It’s not just church attendance, it’s bigger than that. Viewpoints that were widely embraced by all of us just decades ago are no longer embraced. What is the definition of a family? What is moral or immoral? For some this seems like progress. For others, it seems like we’re losing something. Regardless, things have changed fundamentally.
Especially under Pope Francis, the Church is trying to understand all of this, and to listen to how the Holy Spirit is speaking to us. Sometimes the Church has to acknowledge that God is not done with us, and that there is more for us to learn about love, and mercy. And there is still plenty of opportunity for us to be a light to the world about what we say we believe. But in a world that doesn’t believe in Christianity anymore—including members of our family, our children, friends, our students---it can be a bit discouraging to try to share what we believe about God or Jesus or life for that matter. Sometimes it feels as if there is no merry light in the sky, that all the light in the world has been swallowed up into a black hole.
In today's gospel Jesus has the same problem with his family and the people in his town. It was so serious that Jesus was literally unable to perform any miracles there. "And he could do no deed of power there, except that he laid his hands on a few sick people and cured them."
This is one of the most shocking statements in all the Gospels - that Jesus could not perform miracles. It is impossible for Jesus to perform miracles in a situation where there is no faith in who he is or what he says. Compare that to last week’s Gospel of the woman who was sick for years who reached out to Jesus as he passed. As soon as she touches him, healing power comes out of Jesus. As all-powerful as Jesus is, we have the capacity to disable him by our lack of faith. Faith is like a switch that turns God on, lack of faith turns God off.
Does it matter that so many people no longer think of America as a Christian nation? Does it matter that our kids, our husbands, our wives, our brothers and sisters, our friends no longer come to church to be with us here today, no matter how much we invite, nag, encourage or threaten them? Jesus said,"Prophets are without honor in their hometown, and among their own kin, and in their own house". It’s disappointing, for sure. But we kind of get it, don't we? We understand why it is happening.
But it shouldn't make us stop believing, shouldn't discourage us from sharing what matters with everyone around us.
We are the instruments of God's voice, and there will be many times when no one will be listening, when you will be dismissed, or worse, despised. That is the prophet's fate, and all of us have some vocation to be a prophet as well. We need to speak the truth as we hear it.
In love—always in God's love—we need to paint the sky with the good news that we believe to be true: to tell others how beautiful they are through and through, how ugly they can be when they speak or act in hate or fear or selfishness.

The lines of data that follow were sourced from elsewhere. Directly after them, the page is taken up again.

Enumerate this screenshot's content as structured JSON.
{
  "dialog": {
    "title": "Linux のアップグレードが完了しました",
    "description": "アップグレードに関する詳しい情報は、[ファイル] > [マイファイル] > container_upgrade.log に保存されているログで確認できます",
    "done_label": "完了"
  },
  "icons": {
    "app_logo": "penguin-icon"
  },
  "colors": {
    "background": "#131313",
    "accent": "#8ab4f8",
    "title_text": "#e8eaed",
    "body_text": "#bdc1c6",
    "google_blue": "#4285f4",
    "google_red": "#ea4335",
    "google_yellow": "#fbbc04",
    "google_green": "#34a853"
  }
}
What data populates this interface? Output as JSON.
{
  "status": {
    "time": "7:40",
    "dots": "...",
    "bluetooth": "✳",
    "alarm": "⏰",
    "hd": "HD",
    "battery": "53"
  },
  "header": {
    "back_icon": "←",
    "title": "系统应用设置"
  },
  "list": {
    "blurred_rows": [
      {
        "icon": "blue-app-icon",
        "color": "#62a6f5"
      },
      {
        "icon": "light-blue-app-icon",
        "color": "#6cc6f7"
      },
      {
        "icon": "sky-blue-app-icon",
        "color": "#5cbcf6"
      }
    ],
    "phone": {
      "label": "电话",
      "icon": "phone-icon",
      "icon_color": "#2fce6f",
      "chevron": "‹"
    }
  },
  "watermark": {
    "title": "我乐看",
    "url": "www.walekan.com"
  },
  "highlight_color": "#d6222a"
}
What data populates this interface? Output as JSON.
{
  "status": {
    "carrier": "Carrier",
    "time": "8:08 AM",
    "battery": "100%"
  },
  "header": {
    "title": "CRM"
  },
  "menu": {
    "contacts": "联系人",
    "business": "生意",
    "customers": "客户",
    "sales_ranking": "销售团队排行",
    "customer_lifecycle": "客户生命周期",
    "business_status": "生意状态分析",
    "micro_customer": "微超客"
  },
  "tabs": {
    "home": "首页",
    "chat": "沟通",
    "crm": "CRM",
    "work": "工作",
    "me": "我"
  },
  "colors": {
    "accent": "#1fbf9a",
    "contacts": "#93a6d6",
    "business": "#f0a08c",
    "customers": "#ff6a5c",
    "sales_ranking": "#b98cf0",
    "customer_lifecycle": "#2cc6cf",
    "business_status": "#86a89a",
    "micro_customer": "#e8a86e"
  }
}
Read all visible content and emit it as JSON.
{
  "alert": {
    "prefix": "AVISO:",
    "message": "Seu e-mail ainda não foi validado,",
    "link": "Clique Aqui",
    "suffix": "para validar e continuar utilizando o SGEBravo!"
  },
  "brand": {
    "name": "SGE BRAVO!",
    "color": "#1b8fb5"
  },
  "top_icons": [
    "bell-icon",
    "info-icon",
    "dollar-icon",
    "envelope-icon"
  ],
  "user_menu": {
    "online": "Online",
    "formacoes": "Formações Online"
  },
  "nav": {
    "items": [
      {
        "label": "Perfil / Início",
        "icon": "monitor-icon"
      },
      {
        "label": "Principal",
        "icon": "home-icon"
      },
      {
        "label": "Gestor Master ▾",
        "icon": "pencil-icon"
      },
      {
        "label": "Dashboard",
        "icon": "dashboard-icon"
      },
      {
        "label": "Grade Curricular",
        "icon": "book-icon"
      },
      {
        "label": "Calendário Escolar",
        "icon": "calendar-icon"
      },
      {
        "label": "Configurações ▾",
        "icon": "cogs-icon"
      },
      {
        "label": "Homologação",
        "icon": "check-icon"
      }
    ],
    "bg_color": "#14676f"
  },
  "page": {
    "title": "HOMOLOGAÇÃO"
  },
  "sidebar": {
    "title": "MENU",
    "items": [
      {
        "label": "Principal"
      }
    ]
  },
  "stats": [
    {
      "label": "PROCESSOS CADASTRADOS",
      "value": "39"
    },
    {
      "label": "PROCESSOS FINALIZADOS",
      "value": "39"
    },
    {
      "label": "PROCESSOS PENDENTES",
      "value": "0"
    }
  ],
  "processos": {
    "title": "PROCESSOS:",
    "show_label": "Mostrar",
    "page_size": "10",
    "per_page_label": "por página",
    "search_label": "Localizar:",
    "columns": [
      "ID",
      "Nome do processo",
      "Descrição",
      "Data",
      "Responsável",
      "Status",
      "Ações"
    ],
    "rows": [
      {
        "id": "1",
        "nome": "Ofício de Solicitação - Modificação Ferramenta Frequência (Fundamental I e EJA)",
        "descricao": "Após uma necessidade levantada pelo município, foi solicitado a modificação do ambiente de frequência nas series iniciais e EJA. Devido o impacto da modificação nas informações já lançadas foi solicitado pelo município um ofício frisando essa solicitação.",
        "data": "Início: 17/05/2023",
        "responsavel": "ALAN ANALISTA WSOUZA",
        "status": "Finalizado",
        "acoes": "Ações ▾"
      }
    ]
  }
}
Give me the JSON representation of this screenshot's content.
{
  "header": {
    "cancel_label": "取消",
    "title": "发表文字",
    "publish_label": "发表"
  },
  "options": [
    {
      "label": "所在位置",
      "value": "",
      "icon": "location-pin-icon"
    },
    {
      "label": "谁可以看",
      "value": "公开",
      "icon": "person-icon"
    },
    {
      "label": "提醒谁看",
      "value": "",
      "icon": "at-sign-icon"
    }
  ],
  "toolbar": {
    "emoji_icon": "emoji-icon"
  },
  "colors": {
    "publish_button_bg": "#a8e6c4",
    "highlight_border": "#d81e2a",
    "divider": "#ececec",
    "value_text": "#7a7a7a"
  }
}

Maybe especially in a post-Christian world our faith can make a firework of miracles happen, and shouldn’t we try to do so?
May we declare our dependence on the God who loves us all so much, and may our faith be as awe-inspiring as a sky full of glittering lights.